**WHAT YOU WILL DO**. Only a single number is expected: how many lines of the data hold the word "name".

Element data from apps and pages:
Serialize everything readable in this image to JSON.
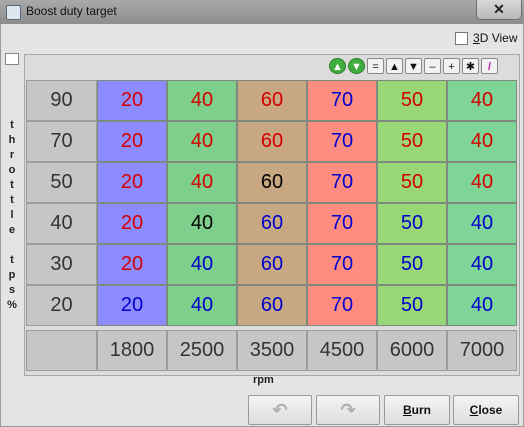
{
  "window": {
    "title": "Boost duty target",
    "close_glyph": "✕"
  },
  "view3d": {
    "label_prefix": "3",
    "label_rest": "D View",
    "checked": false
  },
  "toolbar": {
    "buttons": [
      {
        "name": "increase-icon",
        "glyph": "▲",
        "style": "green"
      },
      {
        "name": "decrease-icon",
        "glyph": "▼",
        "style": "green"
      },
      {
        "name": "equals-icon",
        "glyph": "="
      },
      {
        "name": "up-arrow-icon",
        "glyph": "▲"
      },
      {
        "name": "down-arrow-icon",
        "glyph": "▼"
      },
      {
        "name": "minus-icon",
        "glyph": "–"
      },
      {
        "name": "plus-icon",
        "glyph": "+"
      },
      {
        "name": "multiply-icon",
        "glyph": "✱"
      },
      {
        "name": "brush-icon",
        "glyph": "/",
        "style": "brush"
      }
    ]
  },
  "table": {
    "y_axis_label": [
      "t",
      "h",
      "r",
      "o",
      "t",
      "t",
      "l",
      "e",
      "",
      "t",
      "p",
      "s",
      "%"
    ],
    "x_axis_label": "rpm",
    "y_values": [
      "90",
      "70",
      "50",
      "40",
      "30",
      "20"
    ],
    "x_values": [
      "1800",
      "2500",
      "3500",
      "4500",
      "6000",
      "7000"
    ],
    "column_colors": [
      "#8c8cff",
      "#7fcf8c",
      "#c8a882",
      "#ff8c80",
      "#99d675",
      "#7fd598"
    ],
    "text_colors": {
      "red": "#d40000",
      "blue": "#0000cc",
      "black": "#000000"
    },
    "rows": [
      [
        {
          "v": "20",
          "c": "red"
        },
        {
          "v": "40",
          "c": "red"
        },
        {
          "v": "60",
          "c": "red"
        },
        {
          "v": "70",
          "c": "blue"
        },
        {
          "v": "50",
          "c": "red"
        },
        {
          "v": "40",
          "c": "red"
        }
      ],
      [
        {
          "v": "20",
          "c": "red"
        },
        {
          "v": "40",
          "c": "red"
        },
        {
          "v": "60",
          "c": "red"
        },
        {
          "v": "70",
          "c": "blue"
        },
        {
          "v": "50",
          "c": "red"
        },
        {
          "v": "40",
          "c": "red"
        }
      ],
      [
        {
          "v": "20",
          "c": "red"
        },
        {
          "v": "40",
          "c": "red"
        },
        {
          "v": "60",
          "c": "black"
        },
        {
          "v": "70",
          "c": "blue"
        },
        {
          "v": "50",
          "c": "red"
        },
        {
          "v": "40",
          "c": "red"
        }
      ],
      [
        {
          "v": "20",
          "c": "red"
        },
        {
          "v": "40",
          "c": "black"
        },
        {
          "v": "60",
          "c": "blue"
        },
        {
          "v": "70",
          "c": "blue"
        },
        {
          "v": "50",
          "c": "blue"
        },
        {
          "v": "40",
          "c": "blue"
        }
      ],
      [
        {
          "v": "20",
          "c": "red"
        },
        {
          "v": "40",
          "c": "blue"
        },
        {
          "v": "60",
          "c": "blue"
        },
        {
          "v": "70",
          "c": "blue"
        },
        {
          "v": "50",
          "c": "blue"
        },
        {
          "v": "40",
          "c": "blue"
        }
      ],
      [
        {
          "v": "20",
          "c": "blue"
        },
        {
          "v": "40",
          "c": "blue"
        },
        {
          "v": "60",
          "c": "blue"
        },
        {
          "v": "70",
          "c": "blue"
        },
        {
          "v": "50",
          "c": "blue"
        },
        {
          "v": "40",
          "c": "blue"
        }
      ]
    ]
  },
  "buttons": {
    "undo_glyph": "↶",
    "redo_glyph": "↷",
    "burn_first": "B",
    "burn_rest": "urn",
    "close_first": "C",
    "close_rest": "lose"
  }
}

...

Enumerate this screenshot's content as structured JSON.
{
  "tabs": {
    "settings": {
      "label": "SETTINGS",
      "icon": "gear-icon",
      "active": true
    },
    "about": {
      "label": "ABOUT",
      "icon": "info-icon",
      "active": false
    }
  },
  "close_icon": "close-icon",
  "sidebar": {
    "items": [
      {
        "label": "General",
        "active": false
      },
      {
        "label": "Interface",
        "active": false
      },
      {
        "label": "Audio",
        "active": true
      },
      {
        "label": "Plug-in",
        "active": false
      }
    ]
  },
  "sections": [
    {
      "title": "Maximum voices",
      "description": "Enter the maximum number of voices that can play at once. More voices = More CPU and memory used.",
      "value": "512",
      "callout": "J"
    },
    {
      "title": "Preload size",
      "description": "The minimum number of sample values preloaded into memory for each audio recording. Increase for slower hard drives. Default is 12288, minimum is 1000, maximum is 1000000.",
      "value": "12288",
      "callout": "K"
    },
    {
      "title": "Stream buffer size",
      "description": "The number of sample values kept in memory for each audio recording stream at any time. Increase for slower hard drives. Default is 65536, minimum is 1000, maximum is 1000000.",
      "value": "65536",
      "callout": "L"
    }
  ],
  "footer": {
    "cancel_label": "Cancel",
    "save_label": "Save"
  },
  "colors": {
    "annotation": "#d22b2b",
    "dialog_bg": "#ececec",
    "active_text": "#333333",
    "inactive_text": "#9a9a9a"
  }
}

**PROBLEM SOLUTION**. 9